Wrapped BTC (WBTC), for example, offers a way to use Bitcoin (BTC) on the Ethereum blockchain. However, despite this getting close to trading BTC on a DEX, WBTC requires centralized platforms for minting and storing, which thereby removes the whole premise of a DEX. One of 2021’s new additions to the crypto family, Badger DAO, meanwhile, has come the closest to allowing BTC trading on Ethereum DEXs. It cannot employ pure BTC on Ethereum, but by using its DIGG token, which works in a similar way to WBTC but is fully decentralized, BTC can now be used as collateral on other blockchains. With this step forward, it is only a matter of time before BTC is tradeable on Ethereum DEXs.
How to Make Money on Decentralized Exchanges
DEX As Traditional Exchange
The most traditional way to make money on a DEX is to use it in the same way you would a currency exchange. By watching the market and conversion rates, individuals can quickly buy and sell cryptocurrencies in order to make a profit.
DEX As Liquidity Provider
The fees paid for peer-to-peer transactions are split between liquidity providers, and so this is another way to earn money. These fees do vary across different DEXs, with rewards generally being quite high, but the risks also being great. The ways to work as a liquidity provider vary across DEXs: some require you to have the same amount of value across different tokens, while others offer higher rewards for providing their native token (for example, CAKE on Pancakeswap).
Which are the Best Decentralized Crypto Exchanges?
As is reflected in the below DEX rankings, most of the top-ranked DEXs are AMM exchanges. Clearly, there is a strong desire among crypto holders to work directly, transparently, and as quickly as possible, which makes sense with cryptocurrency’s infamous volatility.
Among the most popular DEXs are:
- Uniswap: Built on Ethereum, Uniswap has some of the lowest fees (0.3%) and lists new coins as they are launched. It is relatively easy to use, with analytics and token lists, and a dedicated appfor straight swapping.
- Pancakeswap: Run on the BSC, Pancakeswap uses LPs, which they call syrup pools, and offers rewards to those who offer tokens in their own native BEP-20 token (CAKE). The staking rewards on Pancakeswap can be very lucrative, with some LPs offering annual returns of up to 1300%.

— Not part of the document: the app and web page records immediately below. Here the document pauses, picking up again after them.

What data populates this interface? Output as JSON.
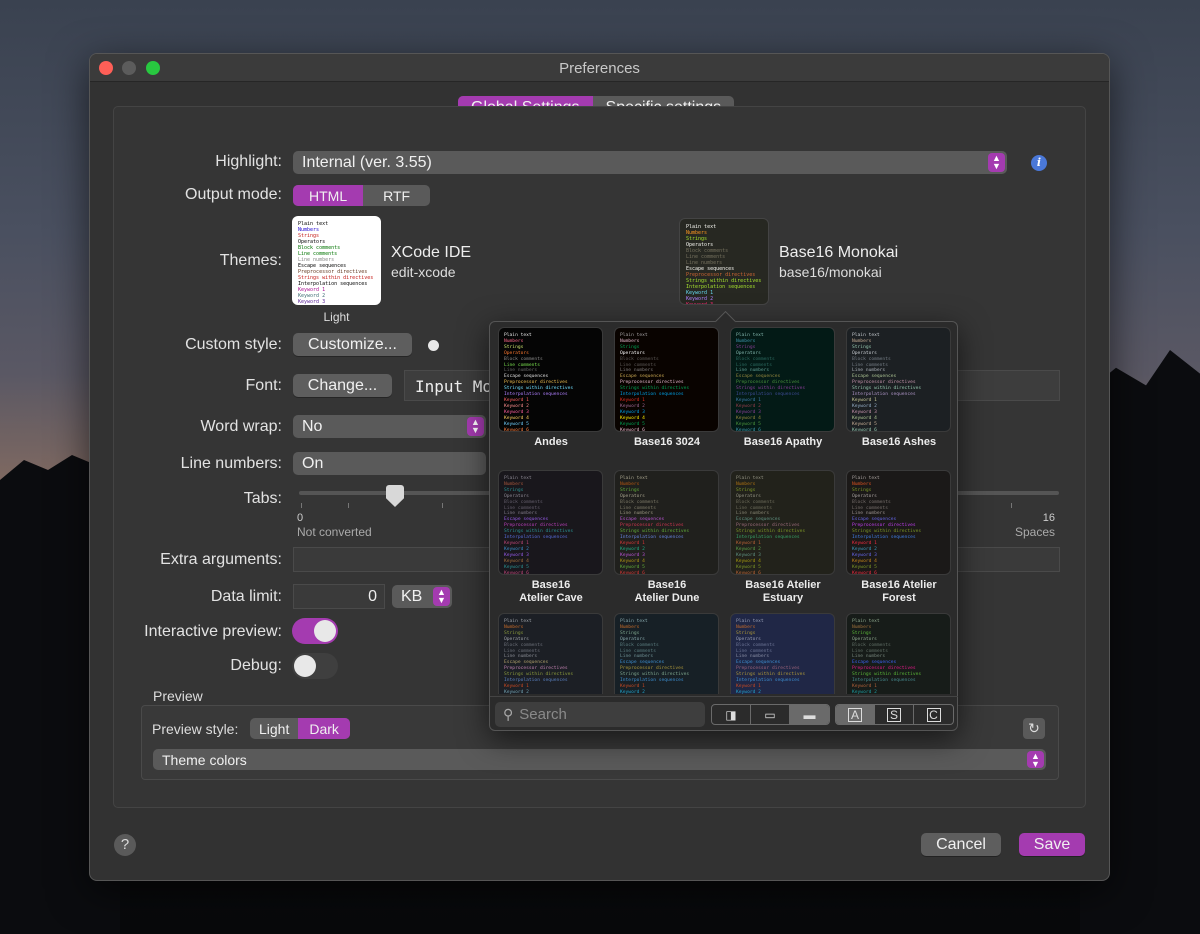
{
  "window": {
    "title": "Preferences"
  },
  "tabs": {
    "global": "Global Settings",
    "specific": "Specific settings"
  },
  "highlight": {
    "label": "Highlight:",
    "value": "Internal (ver. 3.55)",
    "info_icon": "info-icon"
  },
  "output_mode": {
    "label": "Output mode:",
    "options": [
      "HTML",
      "RTF"
    ],
    "selected": "HTML"
  },
  "themes": {
    "label": "Themes:",
    "light": {
      "name": "XCode IDE",
      "id": "edit-xcode",
      "caption": "Light"
    },
    "dark": {
      "name": "Base16 Monokai",
      "id": "base16/monokai"
    }
  },
  "custom_style": {
    "label": "Custom style:",
    "button": "Customize..."
  },
  "font": {
    "label": "Font:",
    "button": "Change...",
    "value": "Input Mo"
  },
  "word_wrap": {
    "label": "Word wrap:",
    "value": "No"
  },
  "line_numbers": {
    "label": "Line numbers:",
    "value": "On"
  },
  "tabs_setting": {
    "label": "Tabs:",
    "min": "0",
    "min_caption": "Not converted",
    "max": "16",
    "max_caption": "Spaces",
    "value": 2
  },
  "extra_args": {
    "label": "Extra arguments:"
  },
  "data_limit": {
    "label": "Data limit:",
    "value": "0",
    "unit": "KB"
  },
  "interactive_preview": {
    "label": "Interactive preview:",
    "on": true
  },
  "debug": {
    "label": "Debug:",
    "on": false
  },
  "preview": {
    "section": "Preview",
    "style_label": "Preview style:",
    "styles": [
      "Light",
      "Dark"
    ],
    "selected_style": "Dark",
    "colors_value": "Theme colors"
  },
  "theme_sample_lines": [
    "Plain text",
    "Numbers",
    "Strings",
    "Operators",
    "Block comments",
    "Line comments",
    "Line numbers",
    "Escape sequences",
    "Preprocessor directives",
    "Strings within directives",
    "Interpolation sequences",
    "Keyword 1",
    "Keyword 2",
    "Keyword 3",
    "Keyword 4",
    "Keyword 5",
    "Keyword 6"
  ],
  "theme_gallery": [
    {
      "name": "Andes",
      "bg": "#050505",
      "colors": [
        "#e6e6e6",
        "#ff6a8a",
        "#cfe870",
        "#ff7a30",
        "#8a8a8a",
        "#7ae050",
        "#666",
        "#e0e0e0",
        "#f0c050",
        "#70e0ff",
        "#b080ff",
        "#ff6060",
        "#ff9090",
        "#ff60a0",
        "#ffd060",
        "#70d0ff",
        "#ff8040"
      ]
    },
    {
      "name": "Base16 3024",
      "bg": "#090300",
      "colors": [
        "#a5a2a2",
        "#e8bbd0",
        "#01a252",
        "#ffffff",
        "#5c5855",
        "#5c5855",
        "#807d7c",
        "#cdab53",
        "#e8bbd0",
        "#01a252",
        "#01a0e4",
        "#db2d20",
        "#a16a94",
        "#01a0e4",
        "#fded02",
        "#01a252",
        "#e8bbd0"
      ]
    },
    {
      "name": "Base16 Apathy",
      "bg": "#031a16",
      "colors": [
        "#81b5ac",
        "#3e96ac",
        "#883e96",
        "#81b5ac",
        "#2b685e",
        "#2b685e",
        "#5f9c92",
        "#96883e",
        "#4c963e",
        "#883e96",
        "#3e4c96",
        "#3e79a9",
        "#963e4c",
        "#883e96",
        "#96883e",
        "#4c963e",
        "#3e96ac"
      ]
    },
    {
      "name": "Base16 Ashes",
      "bg": "#1c2023",
      "colors": [
        "#c7ccd1",
        "#c7ae95",
        "#95c7ae",
        "#c7ccd1",
        "#747c84",
        "#747c84",
        "#adb3ba",
        "#aec795",
        "#c795ae",
        "#95c7ae",
        "#ae95c7",
        "#c7c795",
        "#95aec7",
        "#c795ae",
        "#aec795",
        "#c7ae95",
        "#95c7ae"
      ]
    },
    {
      "name": "Base16\nAtelier Cave",
      "bg": "#19171c",
      "colors": [
        "#8b8792",
        "#aa573c",
        "#2a9292",
        "#8b8792",
        "#655f6d",
        "#655f6d",
        "#7e7887",
        "#955ae7",
        "#bf40bf",
        "#2a9292",
        "#576ddb",
        "#be4678",
        "#398bc6",
        "#955ae7",
        "#a06e3b",
        "#2a9292",
        "#be4678"
      ]
    },
    {
      "name": "Base16\nAtelier Dune",
      "bg": "#20201d",
      "colors": [
        "#a6a28c",
        "#b65611",
        "#60ac39",
        "#a6a28c",
        "#7d7a68",
        "#7d7a68",
        "#999580",
        "#b854d4",
        "#d43552",
        "#60ac39",
        "#6684e1",
        "#d73737",
        "#1fad83",
        "#b854d4",
        "#ae9513",
        "#60ac39",
        "#d73737"
      ]
    },
    {
      "name": "Base16 Atelier\nEstuary",
      "bg": "#22221b",
      "colors": [
        "#929181",
        "#ae7313",
        "#7d9726",
        "#929181",
        "#6c6b5a",
        "#6c6b5a",
        "#878573",
        "#5f9182",
        "#9d6c7c",
        "#7d9726",
        "#36a166",
        "#ba6236",
        "#5b9d48",
        "#5f9182",
        "#a5980d",
        "#7d9726",
        "#ba6236"
      ]
    },
    {
      "name": "Base16 Atelier\nForest",
      "bg": "#1b1918",
      "colors": [
        "#a8a19f",
        "#df5320",
        "#7b9726",
        "#a8a19f",
        "#766e6b",
        "#766e6b",
        "#9c9491",
        "#6666ea",
        "#c33ff3",
        "#7b9726",
        "#407ee7",
        "#f22c40",
        "#3d97b8",
        "#6666ea",
        "#c38418",
        "#7b9726",
        "#f22c40"
      ]
    },
    {
      "name": "",
      "bg": "#1c1f25",
      "colors": [
        "#9da1a8",
        "#c76b29",
        "#8a9a3c",
        "#9da1a8",
        "#6b6f78",
        "#6b6f78",
        "#8a8d95",
        "#b0a06a",
        "#c080b0",
        "#8a9a3c",
        "#5a80c0",
        "#c94922",
        "#70a0b0",
        "#9a70c0",
        "#c08b30",
        "#8a9a3c",
        "#c94922"
      ]
    },
    {
      "name": "",
      "bg": "#172026",
      "colors": [
        "#87a7ab",
        "#c76b29",
        "#7ea68e",
        "#87a7ab",
        "#5a7b7e",
        "#5a7b7e",
        "#6f9094",
        "#3d8fd1",
        "#ac9739",
        "#7ea68e",
        "#3d8fd1",
        "#c94922",
        "#22a2c9",
        "#6679cc",
        "#c08b30",
        "#7ea68e",
        "#c94922"
      ]
    },
    {
      "name": "",
      "bg": "#202746",
      "colors": [
        "#979db4",
        "#c76b29",
        "#ac9739",
        "#979db4",
        "#6b7394",
        "#6b7394",
        "#898ea4",
        "#3d8fd1",
        "#9c637a",
        "#ac9739",
        "#3d8fd1",
        "#c94922",
        "#22a2c9",
        "#6679cc",
        "#c08b30",
        "#ac9739",
        "#c94922"
      ]
    },
    {
      "name": "",
      "bg": "#171c19",
      "colors": [
        "#8ca68c",
        "#9f713c",
        "#5ab738",
        "#8ca68c",
        "#5f6d64",
        "#5f6d64",
        "#78877d",
        "#3d62f5",
        "#e6198a",
        "#5ab738",
        "#478c90",
        "#b16139",
        "#1c9aa0",
        "#55859b",
        "#a07e3b",
        "#5ab738",
        "#b16139"
      ]
    }
  ],
  "gallery_search": {
    "placeholder": "Search"
  },
  "footer": {
    "help": "?",
    "cancel": "Cancel",
    "save": "Save"
  },
  "colors": {
    "accent": "#a43bb0",
    "window_bg": "#323232",
    "control_bg": "#5a5a5a"
  }
}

- 1inch Liquidity Protocol: Allowing for users to connect to their Ethereum wallets means that 1inch Liquidity Protocol never takes control of the users’ assets. As an aggregator, 1inch Liquidity Protocol also does the hard work of comparing all the prices across DEXs, which means the best exchange rates for its users. In addition to this, it has introduced a fee-reducing Chi Gas token (CHI), and a Mooniswap AMM, making it somewhat of an innovative hybrid.
Decentralized exchanges (DEXs), in their various forms, offer users the ability to exchange assets in a fully decentralized way. This is certainly a step in the right direction for the whole cryptocurrency movement, with its focus on governance. Additionally, it has come at the perfect time, and as a result of the rise of DeFi. The platforms still have some drawbacks, such as their inability to trade in crypto or BTC, or their high fees. However, these all have answers on the horizon — Badger DAO for BTC trading, Ethereum 2.0 for lower-cost fees, and hopefully wider acceptance of cryptocurrencies as payment for goods and services.
The user-friendly interfaces of DEXs also make them more accessible, but due to the independence of the user in a decentralized sphere, they still require some know-how. This, as well as their lower fees and acceptance of fiat currencies, is where CEXs perhaps gain the upper hand. However, with the support of the analytics and forum sections available on DEXs, and the current Ethereum upgrade to Ethereum 2.0, we could soon be seeing DEXs surpassing CEXs in usage.